Imperial Credit Industries said Thursday that it is proposing to pay $280 million to take control of Imperial Credit Commercial Mortgage Investment Corp., a real estate investment trust it manages.
Imperial Credit Industries, which already owns 10% of the trust and sponsored it when it went public in October 1997, would pay $11 per share- an 11% premium over the closing price Wednesday. Shares had traded as low $6.50 in October after the downturn in the asset-backed securities market.
Imperial Credit would buy the 125 million shares it did not already own.
The REIT earned $4.8 million for the quarter ended March 31, down nearly 40% from the same period in 1998. It has about $757 million of assets and is chaired by Imperial Credit's chairman, H. Wayne Snavely.
The deal would be the latest step in a restructuring of Imperial Credit, a Torrance, Calif., finance company that is 24% owned by Imperial Bancorp of Los Angeles.
The banking company has been trying to sell its stake in Imperial Credit since last year.
The bank had an earlier deal with Leucadia National Corp., prompting George L. Graziadio, chief executive of Imperial Bancorp, to say that the bank "looks forward to divesting ourselves of these shares and concentrating on our core business of banking."
But the deal was terminated March 29. Mr. Snavely of Imperial Credit said that Leucadia had wanted a "controlling interest in Imperial Credit" and that the timing was wrong to "redeem our shareholder rights plan or in any other way accommodate a new investor's acquisition of a control position in our stock at current prices."
Imperial Bancorp said at the time that it planned to hire an investment banker to help it dispose of its Imperial Credit shares. And since then, Imperial Credit has been busily restructuring its business.
The REIT's poor performance and deteriorating stock portfolio spurred the finance company to action, said Charlotte Chamberlin, a Jeffries & Co. analyst.
"ICI decided that rather than have this red flag out there they could buy it back in and keep it as a private mortgage REIT," she said.
The move is good for Imperial Bank, Ms. Chamberlin said, because the finance company is the most likely buyer of Imperial Bancorp's stake.

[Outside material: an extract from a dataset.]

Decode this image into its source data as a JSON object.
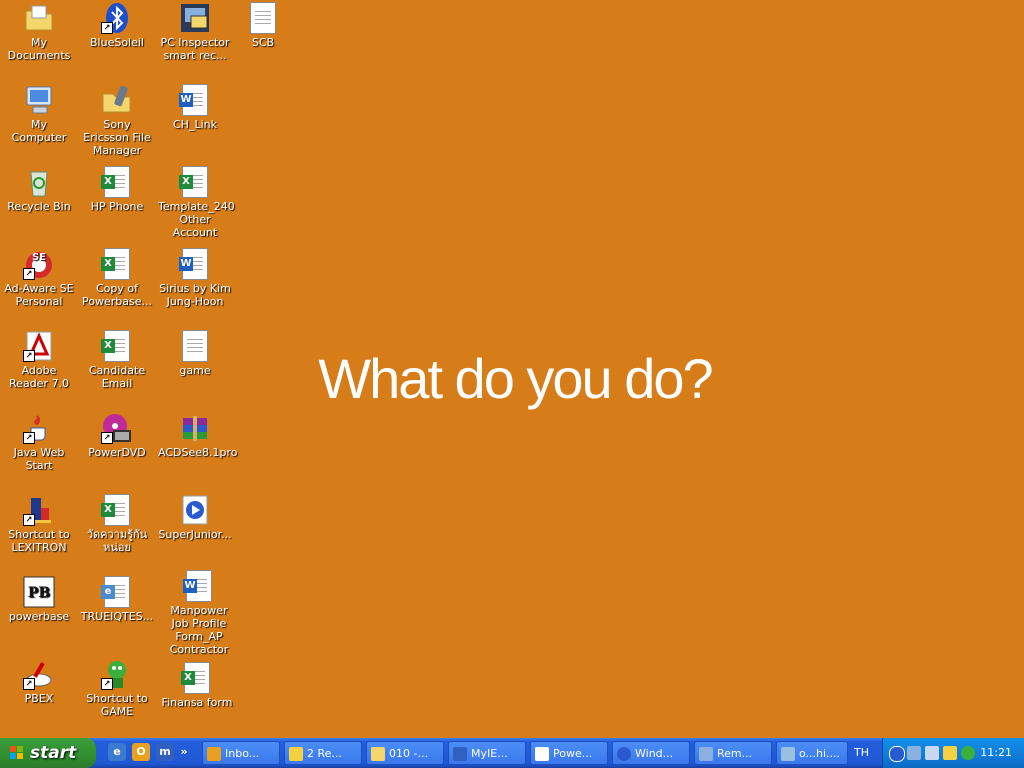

Imperial Credit also said that it sold its Argentinian mortgage portfolio for $23 million and closed Credito Imperial Argentina, the mortgage operation it owned there. The buyer was not disclosed.
Mr. Snavely said the sale was "consistent with our stated strategy to exit noncore businesses."